Molecular epidemiology of terrestrial rabies in the former Soviet Union

Ivan V. Kuzmin, Alexandr D. Botvinkin, Lorraine M. McElhinney, Jean S. Smith, Lillian A. Orciari, Gareth J. Hughes, Anthony R. Fooks, Charles E. Rupprecht*

*Corresponding author for this work

Research output: Contribution to journalArticlepeer-review

122 Citations (Scopus)


Fifty-five rabies virus isolates originating from different regions of the former Soviet Union (FSU) were compared with isolates originating from Eurasia, Africa, and North America according to complete or partial nucleoprotein (N) gene sequences. The FSU isolates formed five distinct groups. Group A represented viruses originating from the Arctic, which were similar to viruses from Alaska and Canada. Group B consisted of "Arctic-like" viruses, originating from the south of East Siberia and the Far East. Group C consisted of viruses circulating in the steppe and forest-steppe territories from the European part of Russia to Tuva and in Kazakhstan. These three phylogenetic groups were clearly different from the European cluster. Viruses of group D circulate near the western border of Russia. Their phylogenetic position is intermediate between group C and the European cluster. Group E consisted of viruses originating from the northwestern part of Russia and comprised a "northeastern Europe" group described earlier from the Baltic region. According to surveillance data, a specific host can be defined clearly only for group A (arctic fox; Alopex lagopus) and for the Far Eastern part of the group B distribution area (raccoon dog; Nyctereutes procyonoides). For other territories and rabies virus variants, the red fox (Vulpes vulpes) is the main virus reservoir. However, the steppe fox (Vulpes corsac), wolf (Canis lupus), and raccoon dog are also involved in virus circulation, depending on host population density. These molecular data, joined with surveillance information, demonstrate that the current fox rabies epizootic in the territory of the FSU developed independently of central and western Europe. No evidence of positive selection was found in the N genes of the isolates. In the glycoprotein gene, evidence of positive selection was strongly suggested in codons 156, 160, and 183. At these sites, no link between amino acid substitutions and phylogenetic placement or specific host species was detected.
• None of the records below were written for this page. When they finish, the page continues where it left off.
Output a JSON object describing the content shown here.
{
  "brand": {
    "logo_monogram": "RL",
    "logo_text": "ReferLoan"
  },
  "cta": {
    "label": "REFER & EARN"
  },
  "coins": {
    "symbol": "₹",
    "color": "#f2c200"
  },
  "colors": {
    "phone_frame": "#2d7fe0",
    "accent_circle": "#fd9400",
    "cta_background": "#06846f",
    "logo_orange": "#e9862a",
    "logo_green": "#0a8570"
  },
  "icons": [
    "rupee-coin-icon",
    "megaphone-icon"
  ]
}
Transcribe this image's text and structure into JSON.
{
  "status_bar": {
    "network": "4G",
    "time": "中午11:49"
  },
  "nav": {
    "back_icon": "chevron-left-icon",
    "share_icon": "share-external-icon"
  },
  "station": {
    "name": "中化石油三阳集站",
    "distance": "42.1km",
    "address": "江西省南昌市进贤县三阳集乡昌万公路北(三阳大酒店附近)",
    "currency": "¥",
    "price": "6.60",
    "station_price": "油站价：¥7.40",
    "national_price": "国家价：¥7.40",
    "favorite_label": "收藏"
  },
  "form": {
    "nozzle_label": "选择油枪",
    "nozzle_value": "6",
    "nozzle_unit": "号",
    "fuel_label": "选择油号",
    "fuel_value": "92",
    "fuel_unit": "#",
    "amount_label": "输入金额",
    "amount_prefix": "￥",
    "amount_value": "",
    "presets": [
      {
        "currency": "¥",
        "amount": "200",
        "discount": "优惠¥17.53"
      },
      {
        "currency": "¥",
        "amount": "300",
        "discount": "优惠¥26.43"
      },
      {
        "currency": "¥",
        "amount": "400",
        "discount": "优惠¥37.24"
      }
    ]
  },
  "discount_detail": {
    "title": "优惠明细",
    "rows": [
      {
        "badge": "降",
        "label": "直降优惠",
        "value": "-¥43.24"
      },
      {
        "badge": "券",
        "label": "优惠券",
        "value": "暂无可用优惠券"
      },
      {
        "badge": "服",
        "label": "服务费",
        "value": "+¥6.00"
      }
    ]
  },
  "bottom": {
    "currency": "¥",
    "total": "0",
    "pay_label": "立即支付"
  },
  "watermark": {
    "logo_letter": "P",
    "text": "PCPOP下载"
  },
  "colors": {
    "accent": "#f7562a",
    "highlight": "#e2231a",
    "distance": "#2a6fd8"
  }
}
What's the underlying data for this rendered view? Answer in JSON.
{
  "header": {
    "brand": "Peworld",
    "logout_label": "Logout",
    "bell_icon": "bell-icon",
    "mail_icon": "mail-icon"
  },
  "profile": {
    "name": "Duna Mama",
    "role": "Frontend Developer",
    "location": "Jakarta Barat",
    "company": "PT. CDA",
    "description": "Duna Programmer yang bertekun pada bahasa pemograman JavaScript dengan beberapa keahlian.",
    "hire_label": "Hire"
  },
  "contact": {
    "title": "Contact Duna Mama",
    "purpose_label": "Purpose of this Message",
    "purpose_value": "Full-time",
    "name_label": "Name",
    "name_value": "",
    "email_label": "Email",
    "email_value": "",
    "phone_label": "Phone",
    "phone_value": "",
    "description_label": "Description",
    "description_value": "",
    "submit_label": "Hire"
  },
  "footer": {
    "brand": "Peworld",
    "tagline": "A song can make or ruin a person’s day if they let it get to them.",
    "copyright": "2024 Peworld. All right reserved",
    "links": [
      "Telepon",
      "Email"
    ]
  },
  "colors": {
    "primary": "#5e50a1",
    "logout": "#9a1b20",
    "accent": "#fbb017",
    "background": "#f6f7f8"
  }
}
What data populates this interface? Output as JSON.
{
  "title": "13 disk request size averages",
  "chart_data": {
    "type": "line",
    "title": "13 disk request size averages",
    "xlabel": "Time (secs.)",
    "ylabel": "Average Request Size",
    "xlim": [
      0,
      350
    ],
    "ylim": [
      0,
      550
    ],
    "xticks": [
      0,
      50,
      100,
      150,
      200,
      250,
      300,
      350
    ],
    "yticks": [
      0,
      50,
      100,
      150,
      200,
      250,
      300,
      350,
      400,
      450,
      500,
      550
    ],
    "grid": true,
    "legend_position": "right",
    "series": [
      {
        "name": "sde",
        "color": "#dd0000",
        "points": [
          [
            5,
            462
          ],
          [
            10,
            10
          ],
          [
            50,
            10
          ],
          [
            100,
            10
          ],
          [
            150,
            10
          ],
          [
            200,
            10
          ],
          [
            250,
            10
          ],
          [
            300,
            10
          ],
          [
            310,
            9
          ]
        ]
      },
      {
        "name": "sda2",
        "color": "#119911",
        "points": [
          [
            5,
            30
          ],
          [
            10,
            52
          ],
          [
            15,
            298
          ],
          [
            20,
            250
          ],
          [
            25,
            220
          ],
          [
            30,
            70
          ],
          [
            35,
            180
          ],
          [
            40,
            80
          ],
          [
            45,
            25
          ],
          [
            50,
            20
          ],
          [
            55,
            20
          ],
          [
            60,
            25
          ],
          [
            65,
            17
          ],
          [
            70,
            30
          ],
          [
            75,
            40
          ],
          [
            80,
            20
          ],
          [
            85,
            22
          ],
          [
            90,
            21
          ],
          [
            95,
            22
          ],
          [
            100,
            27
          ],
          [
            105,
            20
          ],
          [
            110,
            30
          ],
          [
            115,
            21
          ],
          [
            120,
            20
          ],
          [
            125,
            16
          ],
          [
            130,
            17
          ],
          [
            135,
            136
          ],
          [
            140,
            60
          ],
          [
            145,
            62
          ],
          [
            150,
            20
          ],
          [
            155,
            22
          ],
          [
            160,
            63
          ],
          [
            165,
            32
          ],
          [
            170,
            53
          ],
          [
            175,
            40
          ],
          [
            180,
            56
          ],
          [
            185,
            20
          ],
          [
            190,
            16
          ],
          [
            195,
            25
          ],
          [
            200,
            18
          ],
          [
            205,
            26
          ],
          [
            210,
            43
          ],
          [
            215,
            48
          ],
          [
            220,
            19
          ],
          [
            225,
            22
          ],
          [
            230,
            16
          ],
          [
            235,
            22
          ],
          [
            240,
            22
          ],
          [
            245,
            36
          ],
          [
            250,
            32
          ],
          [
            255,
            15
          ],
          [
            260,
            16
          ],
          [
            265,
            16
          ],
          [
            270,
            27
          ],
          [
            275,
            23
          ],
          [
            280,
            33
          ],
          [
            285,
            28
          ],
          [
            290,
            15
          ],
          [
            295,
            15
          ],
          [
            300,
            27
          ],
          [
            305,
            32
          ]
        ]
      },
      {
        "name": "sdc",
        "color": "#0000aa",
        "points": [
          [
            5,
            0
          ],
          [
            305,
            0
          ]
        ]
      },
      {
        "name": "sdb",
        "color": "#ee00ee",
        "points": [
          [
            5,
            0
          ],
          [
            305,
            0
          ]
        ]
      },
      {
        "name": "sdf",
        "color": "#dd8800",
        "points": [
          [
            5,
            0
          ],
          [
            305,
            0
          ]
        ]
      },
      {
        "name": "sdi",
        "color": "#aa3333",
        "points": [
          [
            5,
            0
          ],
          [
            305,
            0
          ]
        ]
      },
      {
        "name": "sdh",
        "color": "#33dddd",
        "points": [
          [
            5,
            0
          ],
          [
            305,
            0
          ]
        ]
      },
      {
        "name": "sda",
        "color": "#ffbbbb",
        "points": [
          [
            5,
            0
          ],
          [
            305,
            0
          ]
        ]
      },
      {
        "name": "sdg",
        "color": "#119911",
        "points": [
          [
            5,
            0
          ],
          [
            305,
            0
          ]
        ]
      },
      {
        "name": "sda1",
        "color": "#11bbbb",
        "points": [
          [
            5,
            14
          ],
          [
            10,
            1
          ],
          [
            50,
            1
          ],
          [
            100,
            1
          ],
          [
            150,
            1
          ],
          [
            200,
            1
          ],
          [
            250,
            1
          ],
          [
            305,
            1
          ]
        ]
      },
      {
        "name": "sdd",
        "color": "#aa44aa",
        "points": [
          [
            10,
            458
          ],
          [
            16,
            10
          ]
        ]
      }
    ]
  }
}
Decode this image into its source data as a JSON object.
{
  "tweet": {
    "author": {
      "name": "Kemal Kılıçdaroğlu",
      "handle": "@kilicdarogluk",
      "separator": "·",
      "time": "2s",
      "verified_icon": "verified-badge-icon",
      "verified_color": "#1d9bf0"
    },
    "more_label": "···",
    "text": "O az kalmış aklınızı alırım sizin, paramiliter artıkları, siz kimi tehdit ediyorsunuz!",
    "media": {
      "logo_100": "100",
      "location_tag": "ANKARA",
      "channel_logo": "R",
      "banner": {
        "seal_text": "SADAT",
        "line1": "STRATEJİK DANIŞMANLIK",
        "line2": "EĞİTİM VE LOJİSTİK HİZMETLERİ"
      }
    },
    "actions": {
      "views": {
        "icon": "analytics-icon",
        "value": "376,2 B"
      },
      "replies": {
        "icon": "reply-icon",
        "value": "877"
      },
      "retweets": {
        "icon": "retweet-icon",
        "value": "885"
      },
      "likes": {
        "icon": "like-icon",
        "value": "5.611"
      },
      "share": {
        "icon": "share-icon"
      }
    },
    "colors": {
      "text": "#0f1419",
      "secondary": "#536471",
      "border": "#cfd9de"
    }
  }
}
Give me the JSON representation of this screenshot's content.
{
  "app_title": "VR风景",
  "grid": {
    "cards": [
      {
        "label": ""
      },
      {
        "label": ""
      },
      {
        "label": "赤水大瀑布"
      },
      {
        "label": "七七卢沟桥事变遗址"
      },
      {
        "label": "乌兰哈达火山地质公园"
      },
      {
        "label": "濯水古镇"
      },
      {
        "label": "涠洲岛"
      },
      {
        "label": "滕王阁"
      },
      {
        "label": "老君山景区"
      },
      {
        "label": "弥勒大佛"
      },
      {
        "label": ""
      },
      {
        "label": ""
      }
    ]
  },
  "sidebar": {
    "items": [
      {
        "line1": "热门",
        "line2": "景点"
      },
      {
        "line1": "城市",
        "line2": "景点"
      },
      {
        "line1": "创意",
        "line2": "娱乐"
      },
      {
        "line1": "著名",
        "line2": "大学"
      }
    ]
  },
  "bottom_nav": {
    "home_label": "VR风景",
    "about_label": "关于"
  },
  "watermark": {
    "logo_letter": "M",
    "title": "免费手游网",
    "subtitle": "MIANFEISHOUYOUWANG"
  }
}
Original languageEnglish
Pages (from-to)617-631
Number of pages15
JournalJournal of Wildlife Diseases
Issue number4
Publication statusPublished - Oct 2004
Externally publishedYes


  • Epidemiology
  • Former Soviet Union
  • Phylogenetics
  • Rabies
  • Russia


Dive into the research topics of 'Molecular epidemiology of terrestrial rabies in the former Soviet Union'. Together they form a unique fingerprint.

Cite this